Every Alicat device uses a base circuit board that is either in RS-232 or RS-485 which then communicates with a compatible industrial protocol or other control system either physically or via software.
Alicat offers FlowVision 2.0 and Alicat Serial Terminal options for communicating serial commands with devices. Alicat’s Serial Terminal offers command line communication whereas FlowVision 2.0 is proprietary Alicat software with many different control options embedded into the program. Additionally, programs like LabView, Putty, and Python can also communicate with Alicat devices serially. Technically, some industrial protocols also communicate with serial commands however they will be covered in the next section.
Alicat industrial protocol options
The manufacturing controls are organized in common ways, independent of the protocols used. Some of these options involve use of process level controllers or PLCs which do small computing and control tasks. Alternatively, human-machine interfaces or HMIs display information and provide limited, programmable control over PLCs. Additionally, supervisory control & data acquisition or SCADA systems integrate data from large networks of sub-processes to make it easier to command and control entire factories.
Industrial computers which use industrial protocol communication options are designed to be programmed by technicians already familiar with the mechanical automation and electrical relays. Because of this, they are programmed using simple, often graphical programming languages.
Analog control is not compatible with devices using most industrial protocols (exception is Modbus RTU). All industrial protocols can run via compatible PLCs or using specialized hardware on PCs. Modbus RTU and Modbus TCP/IP require the least amount of specialized hardware to work on PCs. With exception to Modbus RTU, IP devices are not available with Basis, EPC, CSA Class 1 Div 1 or Class 1 Div 2 certified, or portable configurations.
Alicat currently offers 6 different industrial protocol communication options, including:
- Modbus over RS-232 or Modbus over RS-485 communication options.
- Openly published and royalty free.
- Uses a master/slave architecture.
- Does not require any special hardware configuration (works well with PCs).
- Modbus software layer over Ethernet.
- Works with both PCs and PLCs like Modbus RTU.
- When using a PC, requires Modbus Poll or another Modbus program to operate.
- Able to use remote connections.
- Uses a master/slave architecture with no limit on total number of devices.
- Device must be assigned an IP address to connect to the network.
- There is no practical method to use EtherNet/IP with a PC. It must use a PLC.
- Designed with short data update times allowing sub 1ms cycle times.
- Can be connected in linear or star topologies.
- Works with any EtherCAT capable PLC
- Communicates over CAN (Controller Area Network) technology.
- Supports both master/slave and peer-to-peer architecture.

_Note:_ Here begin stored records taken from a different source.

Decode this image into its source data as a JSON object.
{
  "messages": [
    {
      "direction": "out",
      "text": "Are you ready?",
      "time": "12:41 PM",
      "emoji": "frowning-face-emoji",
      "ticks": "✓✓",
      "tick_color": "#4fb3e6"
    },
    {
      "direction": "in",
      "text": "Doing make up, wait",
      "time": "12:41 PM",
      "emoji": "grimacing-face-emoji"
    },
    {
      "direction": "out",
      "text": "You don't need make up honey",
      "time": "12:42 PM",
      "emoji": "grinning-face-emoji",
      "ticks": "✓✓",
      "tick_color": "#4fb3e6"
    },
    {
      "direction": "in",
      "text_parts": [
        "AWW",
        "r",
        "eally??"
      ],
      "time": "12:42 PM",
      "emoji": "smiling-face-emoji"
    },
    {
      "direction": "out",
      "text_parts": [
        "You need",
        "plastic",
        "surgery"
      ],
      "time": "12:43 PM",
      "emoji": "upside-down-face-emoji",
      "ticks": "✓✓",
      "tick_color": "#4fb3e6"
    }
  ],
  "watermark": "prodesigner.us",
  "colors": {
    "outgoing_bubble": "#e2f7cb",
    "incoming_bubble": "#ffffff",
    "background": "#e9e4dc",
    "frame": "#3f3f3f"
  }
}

- Power is provided over the network bus.
- Data is transferred over RS-485 serial communication.
- Requires master/slave architecture (either PROFIBUS card inside of a PC, or a PROFIBUS enabled PLC).
- Option to power over PROFIBUS.